No! Don’t leave your Gynura aurantiaca (or Velvet plant) in the sun if it displays the symptoms mentioned above; that’s why it’s in such a bad situation.
As stated in the paragraph above, the cure is straightforward: simply position your plant’s Velvet plant so that it is out of direct sunlight. With proper watering and this method, your plant should quickly come back to life.
Why are my Gynura aurantiaca leaves drooping or wilting ?
This typically occurs when your Gynura aurantiaca gets dehydrated. Large plants are more at risk since they naturally require more water than smaller plants.
An easy way to know if your Gynura aurantiaca is lacking water is to under-weigh its pot, if it looks light, it means that the soil and the roots are probably quite dry, and therefore need water!
In order to ensure that the roots of your plant receive the water’s benefits, you must first moisten the soil in the container if it is absolutely dry. One common error is to immediately drown the Velvet plant after a dry period in the belief that it requires a lot of water.
This is the case, but giving too much water at once is the best way to finish it off, you should actually water the soil normally, resuming a quiet watering rhythm.
Caring Tips for Gynura aurantiaca
Your plant needs water to survive, but it’s crucial to balance the amount and timing of watering. As we previously mentioned, overwatering could be catastrophic for your Gynura aurantiaca.
You can tell if your plant needs water by touching the soil; if it still feels damp, it’s usually preferable to wait a few more days.
Always keep temperatures stable
It is also a good idea to keep your Gynura aurantiaca at a stable temperature (especially if it is kept indoors!). At GreenShack, we generally recommend staying in the 65 and 85 degrees F range. Of course, do not place your Gynura aurantiaca near a source of hot (or cold) air such as A/C units, radiators or the like.
Keep your Velvet plant Dust-Free
This one is about houseplants. Your indoor plants’ leaves get dusty just like your furniture does. The problem is that this might prevent photosynthesis from beginning, which would result in the plants gradually losing their color.
For your Velvet plant, this would be a true descent into hell, and it would also appease the pests.
To remove the dust from the leaves of your plant, take a microfiber cloth and gently rub the leaves. You can wet the cloth to make it easier to remove the dust, but never use corrosive products (such as rubbing alcohol!)
Keep drainage in mind
If you have a tendency to overwater, you should be mindful of your drainage, and if they don’t already have them, we suggest selecting a saucer and a pot with drainage holes.
You can add volcanic rocks (or any other pebbles with holes) to the bottom of your pot in the interim if your pots don’t already have holes in them.
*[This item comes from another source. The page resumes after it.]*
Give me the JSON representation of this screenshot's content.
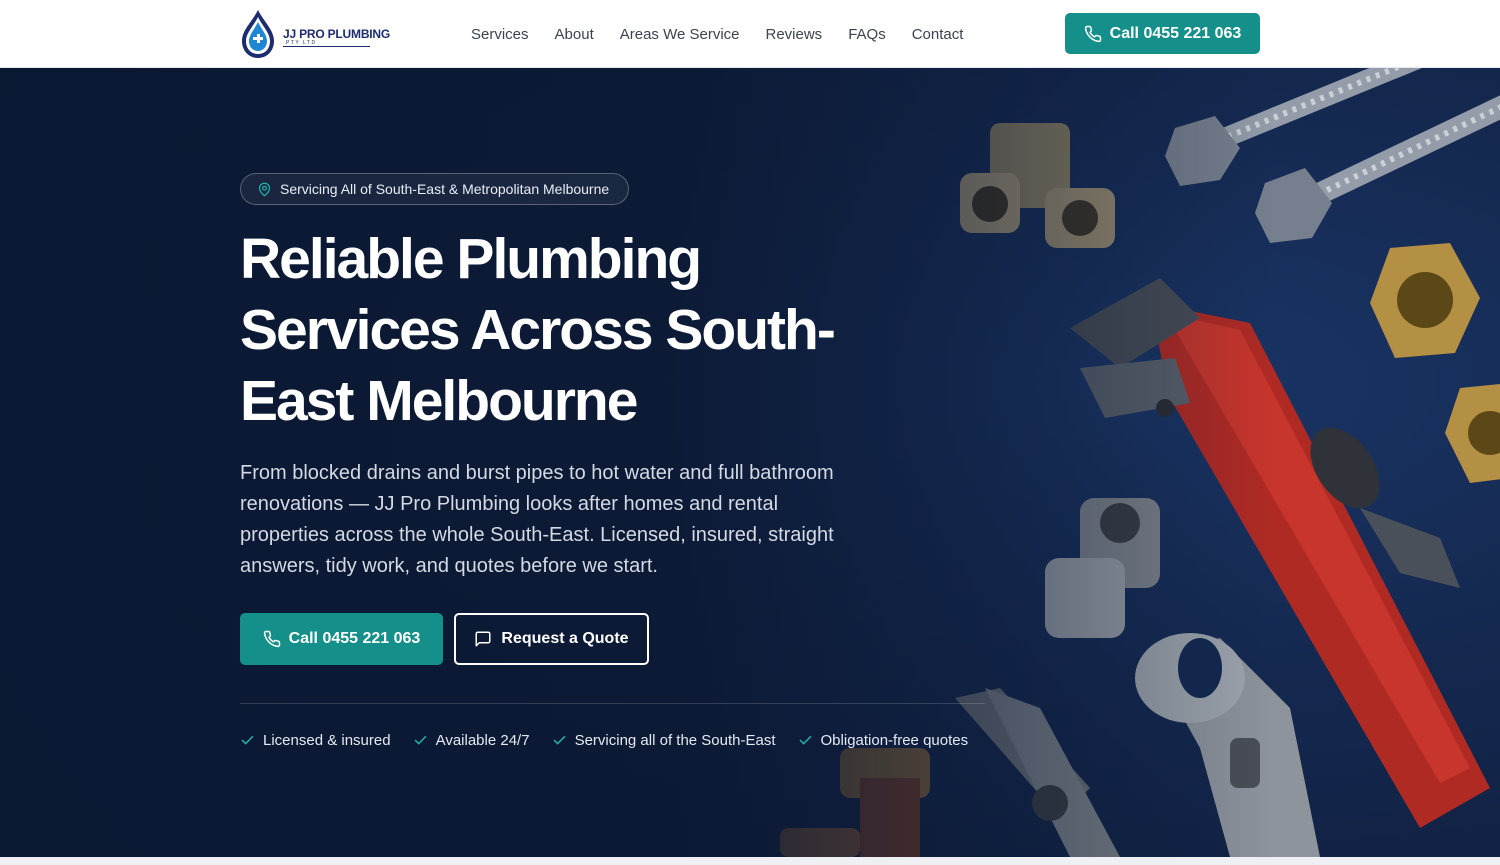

This will help to form a channel so that the water doesn’t pool there for too long (preventing the rot of the roots!).